Telstra has been formally fined $50 million for signing up Indigenous customers to mobile plans they couldn’t afford, after the federal court signed off on the penalty amount.
The penalty amount was agreed late last year but needed court approval because the incident was the subject of a court case filed against Telstra by the Australian Competition and Consumer Commission (ACCC).
“Sales staff in these Telstra-branded stores used unconscionable practices to sell products to dozens of Indigenous customers who, in many cases, spoke English as a second or third language,” ACCC chair Rod Sims said.
“This conduct included manipulating credit assessments and misrepresenting products as free, and exploiting the social, language, literacy and cultural vulnerabilities of these Indigenous customers.
“Telstra’s board and senior executives failed to act quickly enough to stop these illegal practices when they were later alerted to them.”
Sims said the $50 million penalty is the second highest ever imposed under the Australian consumer law.
Telstra has also waived debts, issued refunds, and “put in place measures to reduce the risk of similar conduct in the future,” the ACCC said.
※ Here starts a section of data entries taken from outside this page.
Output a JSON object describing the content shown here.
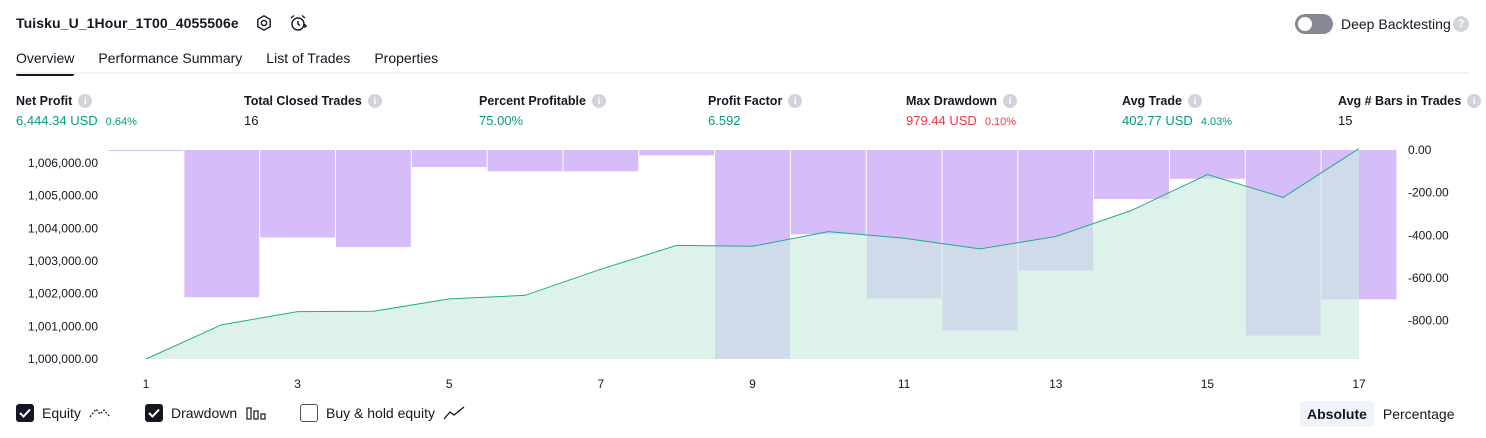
{
  "header": {
    "title": "Tuisku_U_1Hour_1T00_4055506e",
    "deep_backtesting_label": "Deep Backtesting",
    "help_mark": "?"
  },
  "tabs": [
    {
      "label": "Overview",
      "active": true
    },
    {
      "label": "Performance Summary",
      "active": false
    },
    {
      "label": "List of Trades",
      "active": false
    },
    {
      "label": "Properties",
      "active": false
    }
  ],
  "metrics": [
    {
      "label": "Net Profit",
      "value": "6,444.34 USD",
      "pct": "0.64%",
      "color": "#089981"
    },
    {
      "label": "Total Closed Trades",
      "value": "16",
      "pct": "",
      "color": "#131722"
    },
    {
      "label": "Percent Profitable",
      "value": "75.00%",
      "pct": "",
      "color": "#089981"
    },
    {
      "label": "Profit Factor",
      "value": "6.592",
      "pct": "",
      "color": "#089981"
    },
    {
      "label": "Max Drawdown",
      "value": "979.44 USD",
      "pct": "0.10%",
      "color": "#f23645"
    },
    {
      "label": "Avg Trade",
      "value": "402.77 USD",
      "pct": "4.03%",
      "color": "#089981"
    },
    {
      "label": "Avg # Bars in Trades",
      "value": "15",
      "pct": "",
      "color": "#131722"
    }
  ],
  "chart_data": {
    "type": "area",
    "x_ticks": [
      "1",
      "3",
      "5",
      "7",
      "9",
      "11",
      "13",
      "15",
      "17"
    ],
    "left_axis_ticks": [
      "1,006,000.00",
      "1,005,000.00",
      "1,004,000.00",
      "1,003,000.00",
      "1,002,000.00",
      "1,001,000.00",
      "1,000,000.00"
    ],
    "right_axis_ticks": [
      "0.00",
      "-200.00",
      "-400.00",
      "-600.00",
      "-800.00"
    ],
    "left_ylim": [
      1000000,
      1006400
    ],
    "right_ylim": [
      -979.44,
      0
    ],
    "equity": {
      "x": [
        1,
        2,
        3,
        4,
        5,
        6,
        7,
        8,
        9,
        10,
        11,
        12,
        13,
        14,
        15,
        16,
        17
      ],
      "values": [
        1000000,
        1001050,
        1001450,
        1001460,
        1001840,
        1001950,
        1002750,
        1003480,
        1003450,
        1003900,
        1003700,
        1003370,
        1003750,
        1004550,
        1005650,
        1004950,
        1006444
      ]
    },
    "drawdown": {
      "x": [
        1,
        2,
        3,
        4,
        5,
        6,
        7,
        8,
        9,
        10,
        11,
        12,
        13,
        14,
        15,
        16,
        17
      ],
      "values": [
        -5,
        -690,
        -410,
        -455,
        -80,
        -100,
        -100,
        -25,
        -979.44,
        -395,
        -695,
        -845,
        -565,
        -230,
        -135,
        -870,
        -700
      ]
    },
    "colors": {
      "equity_line": "#22ab94",
      "equity_fill": "#cdebe2",
      "drawdown_bar": "#cfb0f7"
    },
    "grid": false
  },
  "footer": {
    "equity_label": "Equity",
    "drawdown_label": "Drawdown",
    "buyhold_label": "Buy & hold equity",
    "equity_checked": true,
    "drawdown_checked": true,
    "buyhold_checked": false,
    "absolute_label": "Absolute",
    "percentage_label": "Percentage",
    "selected_mode": "Absolute"
  }
}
Sims added the ACCC had also accepted a court-enforceable undertaking from Telstra that includes commitments to, among other things, “review and expand its Indigenous telephone hotline, and enhance its digital literacy program for consumers in certain remote areas.”
Telstra CEO Andrew Penn said in a statement that the telco accepted the court’s decision. He also “vowed to rebuild trust” following the case.
“I want to apologise to all of the Indigenous customers affected by this,” he said.
“I am deeply and personally disappointed that we have let you down.
“We should have listened more carefully. We should have been more attuned to what was happening. We should have picked this up earlier.
“It is clear we need to better understand and support our Indigenous customers. That means spending time on Country, as I have done, on several occasions since this issue came to light and will continue to do as well as listening to and learning from Indigenous customers and communities, meeting with community leaders, Elders, and Indigenous organisations.”